My visit to the BADA fair in Duke of York Square yesterday got off to something of an explosive start. Wandering around the press preview I suddenly heard – or thought I heard – my name called over the tanoy. Convinced I must have misheard – after all what could anyone possibly want me for? – I headed straight for the ‘Heroes and villains’ loan exhibition to marvel at Elvis Presley’s pink sapphire ring and Rita Hayworth’s enormous cigarette case. But sure enough, 10 minutes later I heard it again – distinctly this time. ‘Could Miss Goodfellow please report to security.’ Baffled, I did. But the security guards were equally puzzled and sent me off to the organiser’s office.

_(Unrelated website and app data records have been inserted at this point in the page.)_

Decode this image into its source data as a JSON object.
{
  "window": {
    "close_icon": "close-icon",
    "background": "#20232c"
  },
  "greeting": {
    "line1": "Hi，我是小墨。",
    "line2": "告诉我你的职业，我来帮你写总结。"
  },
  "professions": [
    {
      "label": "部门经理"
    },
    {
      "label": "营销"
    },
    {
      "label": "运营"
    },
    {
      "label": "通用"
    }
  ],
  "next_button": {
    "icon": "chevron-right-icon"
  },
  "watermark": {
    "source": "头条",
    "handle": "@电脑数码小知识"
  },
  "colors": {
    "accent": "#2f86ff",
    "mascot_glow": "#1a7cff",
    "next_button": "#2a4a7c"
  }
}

As I explained why I was there they all fell about laughing – it turns out ‘goodfellow’ is some sort of industry standard code for dealers to check their stands for suspicious objects!
I got a quick glimpse of the queue which was snaking back to Peter Jones before I managed to talk my way back in (security had decided I was a decidedly dodgy character by this time) for a last look round before the crowds descended.
Gold award for best stand design went to Godson & Coles for its uncluttered stand which paired some show-stopping pieces of furniture – a gothic-style table and two chairs by Chippendale’s son - with minimal modern art by Sandra Blow and William Johnson.
Silver went to Mark Seabrook antiques whose country furniture and 18th century spoon racks were pulling the crowds as soon as the doors finally opened. David Foord-Brown’s eye-catching display of wall-mounted silver platter covers deserves a special mention too – a fabulous idea for a dining room.
My top picks? Michael Reilly’s delightful menu illustrations for the Great Western Railway on Henry Moore-Gwynn’s stand and a pair of silver pepper grinders in the form of champagne bottles at Angus Adam – a snip (comparatively) at £575.
Then it was down the road to the Chelsea Antiques Fair – much smaller and less flash, but none the worse for that. Graham Ellis of Simply Antiques had a stunning display of his cigarette and calling card cases while Brian Watson’s 17th – 19th century drinking glasses also caught my interest. A set of beautifully-etched champagne coupes would make the most wonderful wedding gift – now I just need one of my friends to get married!